Beautiful daffy’s Tom. Alas we have none on our property but hopefully there will be in the future. We were in the valley & in Portland the past 2 days where it is raining cherry blossoms. Such a fabulous time of year!
June were you on a Willamette Valley wine excursion? Sounds like life is good for you and the big guy in your beautiful corner of the world.
Tom, I never thought about dividing daffodils. What a great idea – it’s like getting more flowers for free! Could the same thing be done with tulips, I wonder?
Hi Lucy, good question, and generally speaking I’d say most of the large flowering tulip varieties we’ve come to love don’t naturalize as well as daffodils. They tend to peter out after a couple years. Species tulips which are smaller and more closely related to their wild tulip cousins, naturalize nicely and can be divided successfully for re-bloom later.
Thank you for the wonderful info and tutorial, especially the shovel tip. And I love the pic with your new gate in the background! That is the type of pattern I would love on a deck or gate of mine one day. I always enjoy getting your posts. Lots of Spring blessings, Diana*
Diana, the gate was inspired by the porch rails of Mark Twain’s house in Hartford, Connecticut. I modified the design for my gates. Thanks for noticing!
Your images are making me so eager to see if we got any daffodils this year in the mountains. CAn’t wait! and thanks for the pointers. One day I hope to learn gardening and do it for hours and hours, that’s the med diet I miss.
What lovely photos! I love the driveway.
Is that your writing shed in the back. I love the way it looks. Are there more pictures of the cabin?
Hi Hafiz, Thanks, and yep that’s my little cabin, a work in progress. I post some more pics in the coming weeks.

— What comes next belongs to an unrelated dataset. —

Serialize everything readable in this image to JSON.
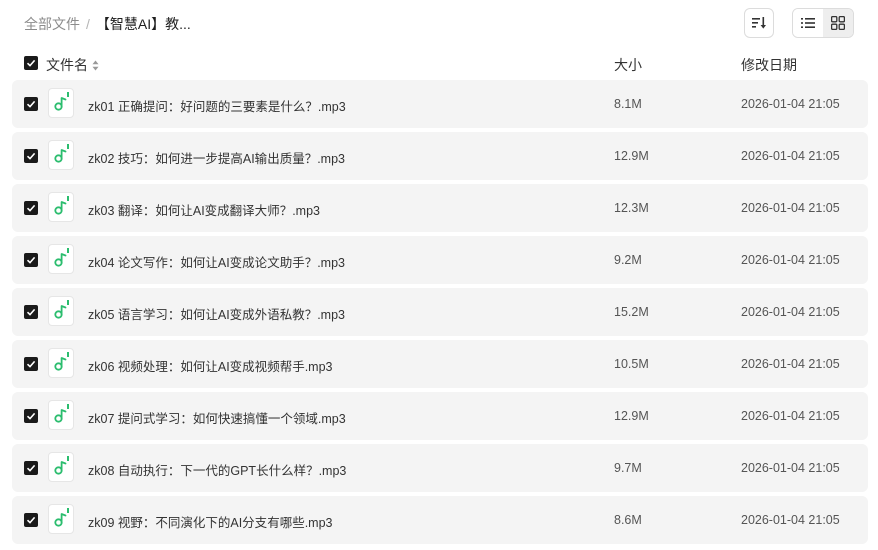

Why did my beautiful yellow daffodils start blooming white?
What’s the correct depth?
I’m scratching my head on this one Denise. I know some flower petals fade with age, but I’ve never heard of daffodils ever changing colors from year to year. There is a possibility some crazy squirrel planted or stored some new bulbs near the old ones. That’s all I can come up with. Hydrangeas are the only flower I know of where you can change the flower color, through a change in soil pH. Sorry I can’t help you with this. As for depth, as a general rule, I plant the bulb three times the depth of the width of the bulb. So if the bulb is 1.5″ in diameter, I multiply that by 3 and plant the bulb 4.5″ deep.
Thanks for the article…The property behind ours got rid of the jungle— mess of trees and vines that shaded our back yard, and once the back part of our yard got sun, daffodils came up everywhere. They would have been planted before 1994. And now I’m going to separate them to have even more.
Mary, it’s a fun and easy task to spread the daffodil sunshine each year. One spring down the road, you’ll wake up to a garden, field. lane and/or meadow of gold. Every spring, I marvel and delight in their arrival.